◆ Task instructions ◆
Which of the lines in the records below hold the string "천년경영Lite"? Copy every one of them.

◆ Supplied material ◆

%%

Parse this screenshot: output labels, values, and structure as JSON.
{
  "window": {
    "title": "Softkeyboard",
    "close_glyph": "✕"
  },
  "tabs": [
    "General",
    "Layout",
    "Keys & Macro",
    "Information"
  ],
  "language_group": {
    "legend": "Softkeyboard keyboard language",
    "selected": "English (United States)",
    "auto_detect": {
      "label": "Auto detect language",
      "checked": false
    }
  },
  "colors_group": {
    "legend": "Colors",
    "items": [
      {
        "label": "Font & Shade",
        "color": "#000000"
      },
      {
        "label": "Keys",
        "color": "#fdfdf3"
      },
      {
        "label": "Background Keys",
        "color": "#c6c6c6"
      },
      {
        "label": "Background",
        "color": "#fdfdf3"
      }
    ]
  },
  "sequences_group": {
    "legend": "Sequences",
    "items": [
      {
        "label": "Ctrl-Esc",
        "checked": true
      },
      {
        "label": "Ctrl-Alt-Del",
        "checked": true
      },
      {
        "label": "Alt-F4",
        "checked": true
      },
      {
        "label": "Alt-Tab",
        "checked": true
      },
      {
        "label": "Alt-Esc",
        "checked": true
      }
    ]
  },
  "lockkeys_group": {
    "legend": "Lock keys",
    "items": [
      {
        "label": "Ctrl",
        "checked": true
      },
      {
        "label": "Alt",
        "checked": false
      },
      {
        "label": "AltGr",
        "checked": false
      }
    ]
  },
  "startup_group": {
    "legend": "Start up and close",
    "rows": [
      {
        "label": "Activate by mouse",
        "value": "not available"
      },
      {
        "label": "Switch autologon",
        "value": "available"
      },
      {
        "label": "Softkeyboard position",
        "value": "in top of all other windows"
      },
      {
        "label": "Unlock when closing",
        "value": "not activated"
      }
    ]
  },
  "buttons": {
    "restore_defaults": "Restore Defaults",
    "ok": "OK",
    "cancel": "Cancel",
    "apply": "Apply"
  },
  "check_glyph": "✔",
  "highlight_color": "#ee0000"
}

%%
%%

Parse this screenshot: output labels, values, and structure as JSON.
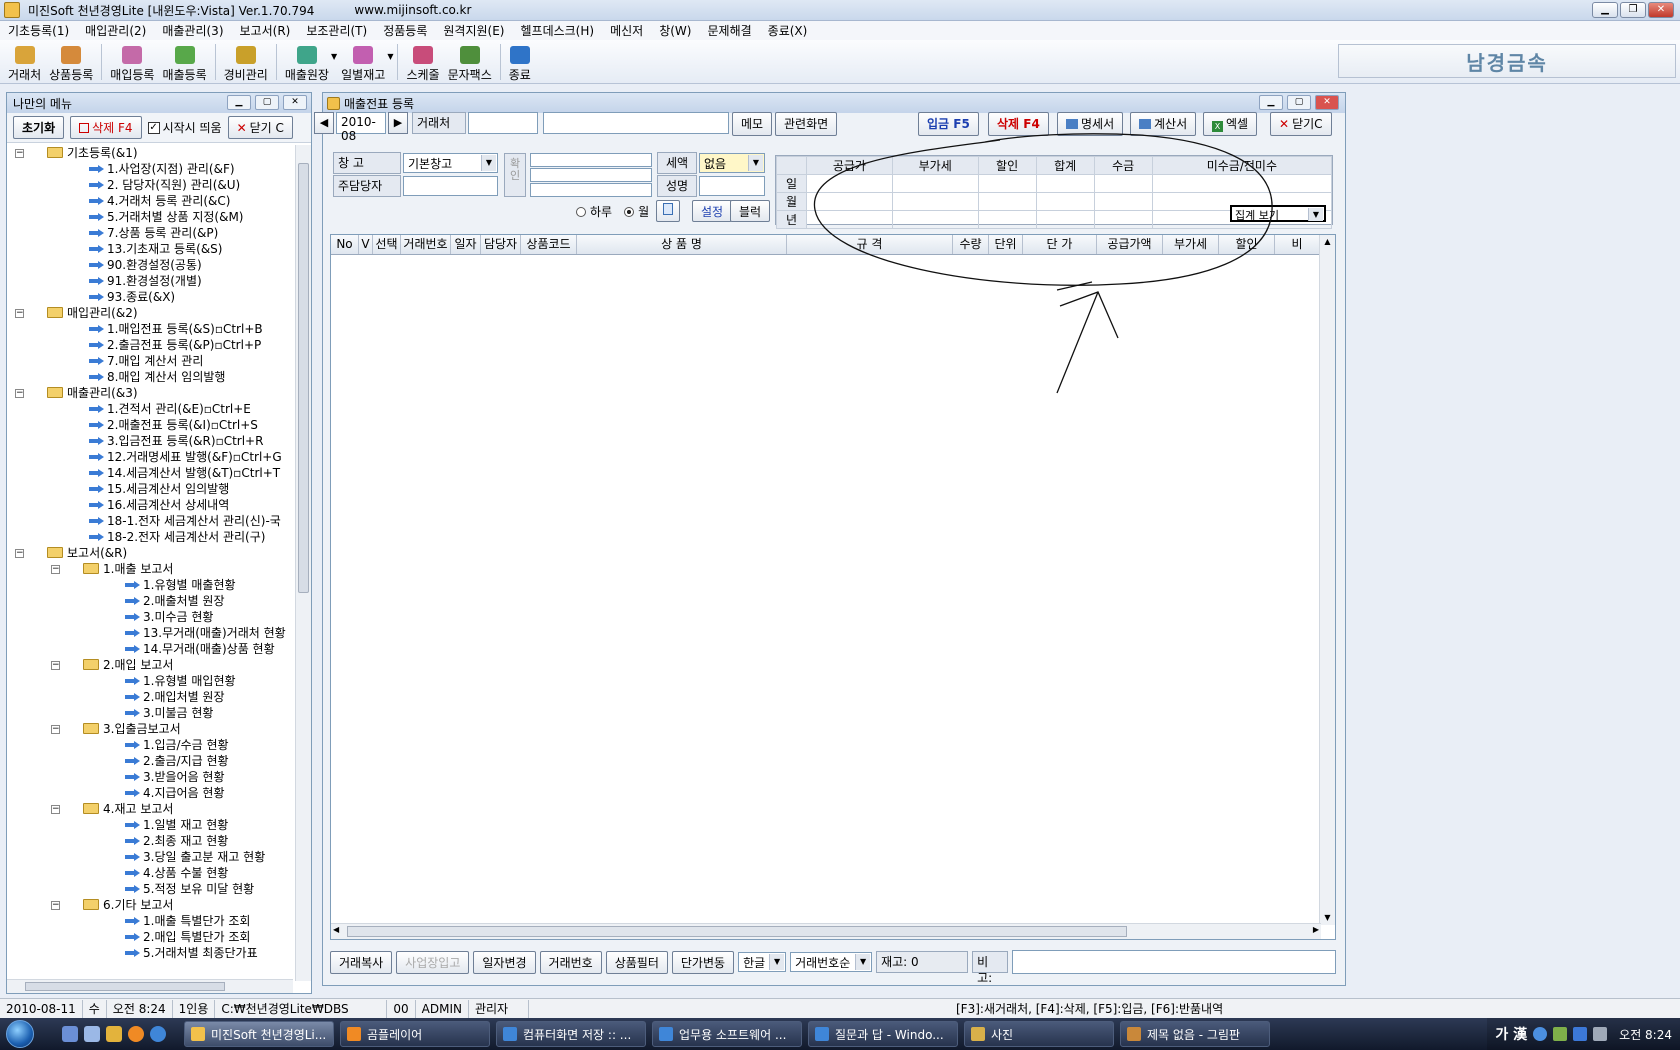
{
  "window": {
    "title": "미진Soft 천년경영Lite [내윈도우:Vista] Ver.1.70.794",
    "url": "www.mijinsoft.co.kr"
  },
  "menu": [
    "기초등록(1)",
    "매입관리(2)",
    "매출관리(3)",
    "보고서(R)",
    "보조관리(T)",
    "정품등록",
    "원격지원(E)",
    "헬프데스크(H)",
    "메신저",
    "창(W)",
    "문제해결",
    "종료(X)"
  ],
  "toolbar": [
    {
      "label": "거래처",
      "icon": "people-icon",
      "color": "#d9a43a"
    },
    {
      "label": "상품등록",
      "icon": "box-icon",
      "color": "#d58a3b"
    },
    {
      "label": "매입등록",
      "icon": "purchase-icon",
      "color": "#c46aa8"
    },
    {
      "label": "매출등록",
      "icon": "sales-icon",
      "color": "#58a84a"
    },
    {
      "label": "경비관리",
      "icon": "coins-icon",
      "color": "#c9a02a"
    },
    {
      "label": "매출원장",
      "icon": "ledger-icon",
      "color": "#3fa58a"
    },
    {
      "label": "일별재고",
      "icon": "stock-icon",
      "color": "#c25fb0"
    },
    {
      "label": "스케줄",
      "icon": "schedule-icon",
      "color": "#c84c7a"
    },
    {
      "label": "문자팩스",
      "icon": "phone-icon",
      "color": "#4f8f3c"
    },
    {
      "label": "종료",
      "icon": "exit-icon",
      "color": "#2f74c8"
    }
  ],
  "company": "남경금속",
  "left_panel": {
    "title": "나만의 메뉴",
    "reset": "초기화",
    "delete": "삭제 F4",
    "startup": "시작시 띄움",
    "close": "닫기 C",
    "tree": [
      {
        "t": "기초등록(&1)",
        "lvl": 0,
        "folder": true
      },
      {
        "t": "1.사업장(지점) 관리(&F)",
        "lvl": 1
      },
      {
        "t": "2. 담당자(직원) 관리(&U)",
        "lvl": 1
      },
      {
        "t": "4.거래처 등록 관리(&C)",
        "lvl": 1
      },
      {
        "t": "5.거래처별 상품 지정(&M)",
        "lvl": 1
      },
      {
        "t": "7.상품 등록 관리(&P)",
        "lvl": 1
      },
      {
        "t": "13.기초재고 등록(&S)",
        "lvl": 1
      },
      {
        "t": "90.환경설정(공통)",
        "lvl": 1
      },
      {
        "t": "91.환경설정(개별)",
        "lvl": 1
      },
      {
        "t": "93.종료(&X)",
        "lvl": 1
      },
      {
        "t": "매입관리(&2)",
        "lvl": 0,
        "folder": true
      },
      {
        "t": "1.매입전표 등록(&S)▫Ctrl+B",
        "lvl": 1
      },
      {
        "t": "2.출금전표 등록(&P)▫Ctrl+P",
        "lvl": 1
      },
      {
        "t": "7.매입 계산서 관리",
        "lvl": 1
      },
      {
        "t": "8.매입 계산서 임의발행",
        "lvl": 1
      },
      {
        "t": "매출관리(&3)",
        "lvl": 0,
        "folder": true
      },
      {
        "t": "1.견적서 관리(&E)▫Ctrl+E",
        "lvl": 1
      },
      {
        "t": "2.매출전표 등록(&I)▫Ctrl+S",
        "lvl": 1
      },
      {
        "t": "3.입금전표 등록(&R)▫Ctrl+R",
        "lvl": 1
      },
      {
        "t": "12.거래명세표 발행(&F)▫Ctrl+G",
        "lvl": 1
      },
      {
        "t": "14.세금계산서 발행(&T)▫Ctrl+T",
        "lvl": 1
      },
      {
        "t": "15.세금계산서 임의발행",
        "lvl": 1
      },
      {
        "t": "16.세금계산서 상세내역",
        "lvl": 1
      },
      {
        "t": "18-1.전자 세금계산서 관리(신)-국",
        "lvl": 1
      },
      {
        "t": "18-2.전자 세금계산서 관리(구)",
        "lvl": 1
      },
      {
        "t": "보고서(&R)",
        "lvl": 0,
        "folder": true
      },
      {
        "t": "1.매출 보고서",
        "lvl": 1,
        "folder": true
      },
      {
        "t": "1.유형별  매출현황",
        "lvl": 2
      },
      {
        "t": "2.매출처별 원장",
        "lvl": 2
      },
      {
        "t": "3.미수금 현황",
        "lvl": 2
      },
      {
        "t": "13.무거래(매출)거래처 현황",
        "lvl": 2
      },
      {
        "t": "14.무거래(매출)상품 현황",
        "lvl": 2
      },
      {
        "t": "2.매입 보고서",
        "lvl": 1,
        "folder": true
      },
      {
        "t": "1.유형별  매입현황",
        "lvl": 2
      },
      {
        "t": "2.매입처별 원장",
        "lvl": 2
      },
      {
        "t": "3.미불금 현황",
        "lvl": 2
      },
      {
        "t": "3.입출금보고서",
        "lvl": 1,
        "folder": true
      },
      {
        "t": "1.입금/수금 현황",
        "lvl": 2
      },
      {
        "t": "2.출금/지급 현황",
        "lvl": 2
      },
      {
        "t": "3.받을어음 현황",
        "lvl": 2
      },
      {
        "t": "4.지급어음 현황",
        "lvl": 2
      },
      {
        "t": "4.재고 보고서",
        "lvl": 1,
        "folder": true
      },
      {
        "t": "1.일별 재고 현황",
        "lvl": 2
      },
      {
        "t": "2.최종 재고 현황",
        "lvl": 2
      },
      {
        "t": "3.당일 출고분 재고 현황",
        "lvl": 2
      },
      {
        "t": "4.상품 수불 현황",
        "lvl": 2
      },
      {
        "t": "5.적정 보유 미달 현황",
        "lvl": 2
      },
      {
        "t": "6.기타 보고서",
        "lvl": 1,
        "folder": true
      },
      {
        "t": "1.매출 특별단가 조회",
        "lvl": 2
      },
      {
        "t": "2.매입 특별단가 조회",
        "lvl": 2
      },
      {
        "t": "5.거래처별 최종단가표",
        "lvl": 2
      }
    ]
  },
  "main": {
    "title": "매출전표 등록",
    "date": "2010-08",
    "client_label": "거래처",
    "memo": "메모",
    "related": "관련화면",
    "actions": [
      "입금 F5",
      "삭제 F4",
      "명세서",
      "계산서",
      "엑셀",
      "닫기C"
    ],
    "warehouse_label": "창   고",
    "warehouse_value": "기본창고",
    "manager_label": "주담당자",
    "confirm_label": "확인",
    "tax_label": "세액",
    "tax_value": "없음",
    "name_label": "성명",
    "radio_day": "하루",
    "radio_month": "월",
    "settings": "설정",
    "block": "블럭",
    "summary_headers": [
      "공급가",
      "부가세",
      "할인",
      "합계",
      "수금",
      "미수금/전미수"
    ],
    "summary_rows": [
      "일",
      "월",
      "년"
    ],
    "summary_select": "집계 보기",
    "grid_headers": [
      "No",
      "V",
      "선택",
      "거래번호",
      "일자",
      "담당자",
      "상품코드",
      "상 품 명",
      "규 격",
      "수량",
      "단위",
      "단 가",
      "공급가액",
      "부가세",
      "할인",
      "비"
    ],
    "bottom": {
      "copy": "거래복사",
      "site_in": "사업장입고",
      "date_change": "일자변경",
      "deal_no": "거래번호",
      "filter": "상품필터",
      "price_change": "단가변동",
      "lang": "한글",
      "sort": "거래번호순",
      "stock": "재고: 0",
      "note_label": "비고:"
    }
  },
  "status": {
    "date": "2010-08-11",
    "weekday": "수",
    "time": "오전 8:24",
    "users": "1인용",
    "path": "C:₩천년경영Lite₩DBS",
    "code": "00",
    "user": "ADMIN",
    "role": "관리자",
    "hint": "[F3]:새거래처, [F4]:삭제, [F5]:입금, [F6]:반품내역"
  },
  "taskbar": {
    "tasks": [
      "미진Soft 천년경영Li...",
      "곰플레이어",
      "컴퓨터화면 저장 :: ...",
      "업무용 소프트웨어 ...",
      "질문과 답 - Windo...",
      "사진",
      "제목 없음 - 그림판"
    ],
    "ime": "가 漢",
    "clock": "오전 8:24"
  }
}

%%

◆ Response area ◆
    "title": "미진Soft 천년경영Lite [내윈도우:Vista] Ver.1.70.794",
    "path": "C:₩천년경영Lite₩DBS",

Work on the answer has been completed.